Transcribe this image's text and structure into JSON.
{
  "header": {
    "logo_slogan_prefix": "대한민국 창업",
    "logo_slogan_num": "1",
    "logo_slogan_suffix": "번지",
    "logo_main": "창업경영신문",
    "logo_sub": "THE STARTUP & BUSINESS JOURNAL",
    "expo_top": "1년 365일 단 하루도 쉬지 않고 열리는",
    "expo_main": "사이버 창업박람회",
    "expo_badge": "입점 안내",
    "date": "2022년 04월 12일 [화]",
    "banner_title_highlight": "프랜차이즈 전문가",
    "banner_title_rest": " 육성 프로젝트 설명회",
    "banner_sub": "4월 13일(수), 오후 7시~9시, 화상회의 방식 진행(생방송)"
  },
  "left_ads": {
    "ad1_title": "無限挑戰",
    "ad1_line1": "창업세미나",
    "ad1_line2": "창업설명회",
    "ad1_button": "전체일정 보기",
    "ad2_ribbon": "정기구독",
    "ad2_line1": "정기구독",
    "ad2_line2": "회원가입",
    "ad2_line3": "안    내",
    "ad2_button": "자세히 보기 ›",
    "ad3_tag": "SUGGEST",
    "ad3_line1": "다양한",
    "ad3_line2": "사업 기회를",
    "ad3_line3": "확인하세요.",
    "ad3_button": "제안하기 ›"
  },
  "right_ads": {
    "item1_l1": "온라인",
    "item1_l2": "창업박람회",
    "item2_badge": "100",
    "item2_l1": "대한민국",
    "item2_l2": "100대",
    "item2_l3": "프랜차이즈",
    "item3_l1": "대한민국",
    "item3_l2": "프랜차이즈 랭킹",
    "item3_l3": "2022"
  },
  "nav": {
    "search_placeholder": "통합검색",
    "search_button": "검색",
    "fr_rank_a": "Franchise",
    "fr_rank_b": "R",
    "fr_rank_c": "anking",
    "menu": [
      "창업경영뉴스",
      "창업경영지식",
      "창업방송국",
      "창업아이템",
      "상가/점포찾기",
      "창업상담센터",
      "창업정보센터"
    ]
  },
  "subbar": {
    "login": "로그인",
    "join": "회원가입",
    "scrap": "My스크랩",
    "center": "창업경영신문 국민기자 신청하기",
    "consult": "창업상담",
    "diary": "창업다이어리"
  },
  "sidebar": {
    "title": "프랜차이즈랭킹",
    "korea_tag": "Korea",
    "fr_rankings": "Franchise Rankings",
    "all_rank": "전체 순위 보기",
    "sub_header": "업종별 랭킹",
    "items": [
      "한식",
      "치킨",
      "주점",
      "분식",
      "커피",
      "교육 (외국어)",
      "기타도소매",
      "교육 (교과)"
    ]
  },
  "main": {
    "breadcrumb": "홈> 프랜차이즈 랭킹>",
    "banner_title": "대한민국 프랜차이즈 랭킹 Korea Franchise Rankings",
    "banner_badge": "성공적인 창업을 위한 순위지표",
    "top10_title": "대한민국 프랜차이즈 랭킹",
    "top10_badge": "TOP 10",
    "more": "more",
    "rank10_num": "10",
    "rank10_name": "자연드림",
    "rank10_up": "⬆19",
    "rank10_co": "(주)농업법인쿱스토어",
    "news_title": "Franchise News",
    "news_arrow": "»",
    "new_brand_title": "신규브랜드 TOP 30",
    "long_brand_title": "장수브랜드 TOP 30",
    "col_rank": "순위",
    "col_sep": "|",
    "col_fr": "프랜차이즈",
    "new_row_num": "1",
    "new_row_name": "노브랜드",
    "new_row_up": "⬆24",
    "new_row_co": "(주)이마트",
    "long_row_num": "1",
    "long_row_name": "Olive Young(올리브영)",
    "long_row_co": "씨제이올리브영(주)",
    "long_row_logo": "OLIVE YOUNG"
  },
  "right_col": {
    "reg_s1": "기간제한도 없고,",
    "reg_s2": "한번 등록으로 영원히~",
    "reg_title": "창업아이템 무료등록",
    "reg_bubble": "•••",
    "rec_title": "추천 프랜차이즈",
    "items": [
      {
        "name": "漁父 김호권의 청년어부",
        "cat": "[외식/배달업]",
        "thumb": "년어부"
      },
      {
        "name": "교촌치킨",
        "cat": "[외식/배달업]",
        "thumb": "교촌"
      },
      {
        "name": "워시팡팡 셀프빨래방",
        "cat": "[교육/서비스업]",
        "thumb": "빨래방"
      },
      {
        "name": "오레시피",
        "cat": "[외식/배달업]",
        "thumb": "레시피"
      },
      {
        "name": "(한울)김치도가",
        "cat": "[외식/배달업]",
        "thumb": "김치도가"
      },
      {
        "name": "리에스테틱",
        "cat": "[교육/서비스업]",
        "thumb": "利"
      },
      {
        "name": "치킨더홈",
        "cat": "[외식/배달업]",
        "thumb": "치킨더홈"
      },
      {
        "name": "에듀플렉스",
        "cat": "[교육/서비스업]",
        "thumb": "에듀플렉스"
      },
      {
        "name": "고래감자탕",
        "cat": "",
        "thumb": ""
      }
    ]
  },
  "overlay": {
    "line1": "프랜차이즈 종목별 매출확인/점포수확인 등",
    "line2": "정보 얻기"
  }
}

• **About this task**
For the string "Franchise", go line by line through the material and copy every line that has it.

• **Solution to the exercise**
    "fr_rank_a": "Franchise",
    "fr_rankings": "Franchise Rankings",
    "banner_title": "대한민국 프랜차이즈 랭킹 Korea Franchise Rankings",
    "news_title": "Franchise News",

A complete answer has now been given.